Pension schemes could be exempt from a diversification requirement relating to the use of sovereign bonds as collateral for non-centrally cleared derivatives, after the European Commission said the obligation should be scrapped.

The change concerns a provision in draft regulatory technical standards (RTS) on “risk-mitigation techniques for over-the-counter (OTC) derivatives not cleared by a central counterparty” under the European Markets Infrastructure Regulation (EMIR).

Under the existing provision, which the Commission wants to amend, pension funds posting more than €1bn in collateral with a single counterparty cannot have more than half of that collateral in government bonds from a single country or issuer.

The Commission, writing to European regulators last week, said it was necessary to change this provision.

“This amendment is based on new evidence received following the submission of the draft RTS by the ESAs [European Supervisory Authorities], which the Commission believes should be taken into account to ensure the proportionate application of those requirements,” it said.

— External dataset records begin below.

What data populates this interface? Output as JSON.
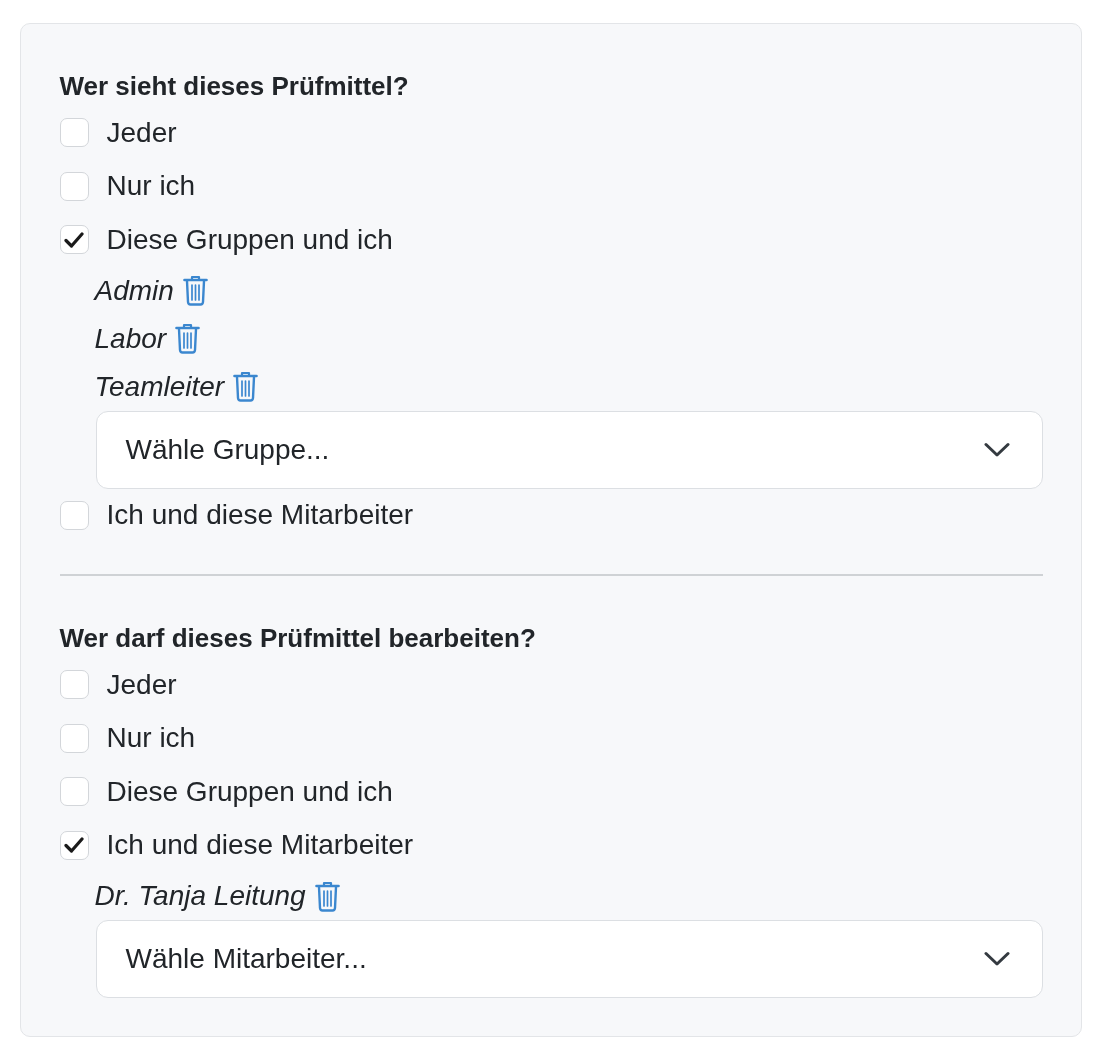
{
  "sections": [
    {
      "heading": "Wer sieht dieses Prüfmittel?",
      "options": [
        {
          "label": "Jeder",
          "checked": false
        },
        {
          "label": "Nur ich",
          "checked": false
        },
        {
          "label": "Diese Gruppen und ich",
          "checked": true,
          "entries": [
            "Admin",
            "Labor",
            "Teamleiter"
          ],
          "select": {
            "placeholder": "Wähle Gruppe..."
          }
        },
        {
          "label": "Ich und diese Mitarbeiter",
          "checked": false
        }
      ]
    },
    {
      "heading": "Wer darf dieses Prüfmittel bearbeiten?",
      "options": [
        {
          "label": "Jeder",
          "checked": false
        },
        {
          "label": "Nur ich",
          "checked": false
        },
        {
          "label": "Diese Gruppen und ich",
          "checked": false
        },
        {
          "label": "Ich und diese Mitarbeiter",
          "checked": true,
          "entries": [
            "Dr. Tanja Leitung"
          ],
          "select": {
            "placeholder": "Wähle Mitarbeiter..."
          }
        }
      ]
    }
  ]
}
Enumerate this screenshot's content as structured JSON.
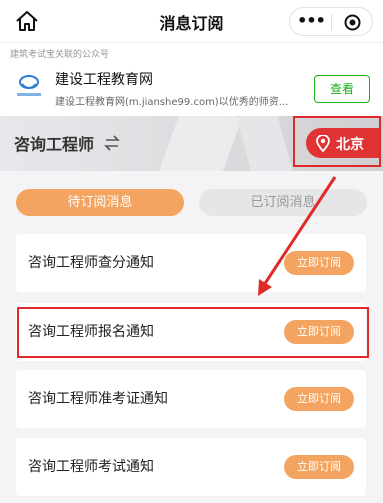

More specifically, it said: “Given the fact the application of such concentration limits to certain pension scheme arrangements would require them to enter into foreign currency transactions introducing the costs and risks of foreign currency mismatches, it would be disproportionate to apply the concentration limits in the same manner as other counterparties.”

The Commission proposes removing the limit “in line with the co-legislators’ intention to avoid excessive burden on the retirement income of future pensioners as reflected in Recital 26 of EMIR”.

The sovereign-issuer concentration provision was one of the derivative rules some of Europe’s largest pension managers raised concerns about in a letter to the Commission earlier this year.

APG, the €417bn Dutch asset manager, was one of the key signatories.

An APG spokesperson told IPE the pension fund was pleased with the amendments to the draft RTS.

“APG has expressed worries multiple times that the concentration limits would cause enormous operational complexity and are more likely to increase, rather than decrease, liquidity risk,” said the spokesperson.

“APG has argued for removing the limits, especially for government bonds.”

Insight Investment also put its name to the letter to the Commission, and Vanaja Indra, market and regulatory reform director at the investment manager, said the Commission’s decision was “a positive development, particularly for large pension schemes that might otherwise have been forced to take unnecessary foreign exchange risk”.

She added: “It recognises the concern that pension funds have liabilities denominated in local currencies and therefore should be allowed to post domestic government bonds denominated in the local currency as collateral for OTC derivatives.”

The dis-application of the rule will be reviewed in three years.

Sebastian Reger, a partner at law firm Sackers, said the rule change relating to the diversification for pensions schemes was positive but, in practice, would not mean much for UK schemes.

“It’s good, but it’s not revolutionary,” he told IPE.

“The previous draft provisions already weren’t that bad for most UK schemes, which also typically aren’t big enough for the diversification requirement to be an issue.”

The Commission endorsed the draft RTS, including the scrapping of the aforementioned requirement for pension schemes, on 28 July.

The ESAs, which adopted the technical standards in March, have six weeks to respond to the Commission’s amendments.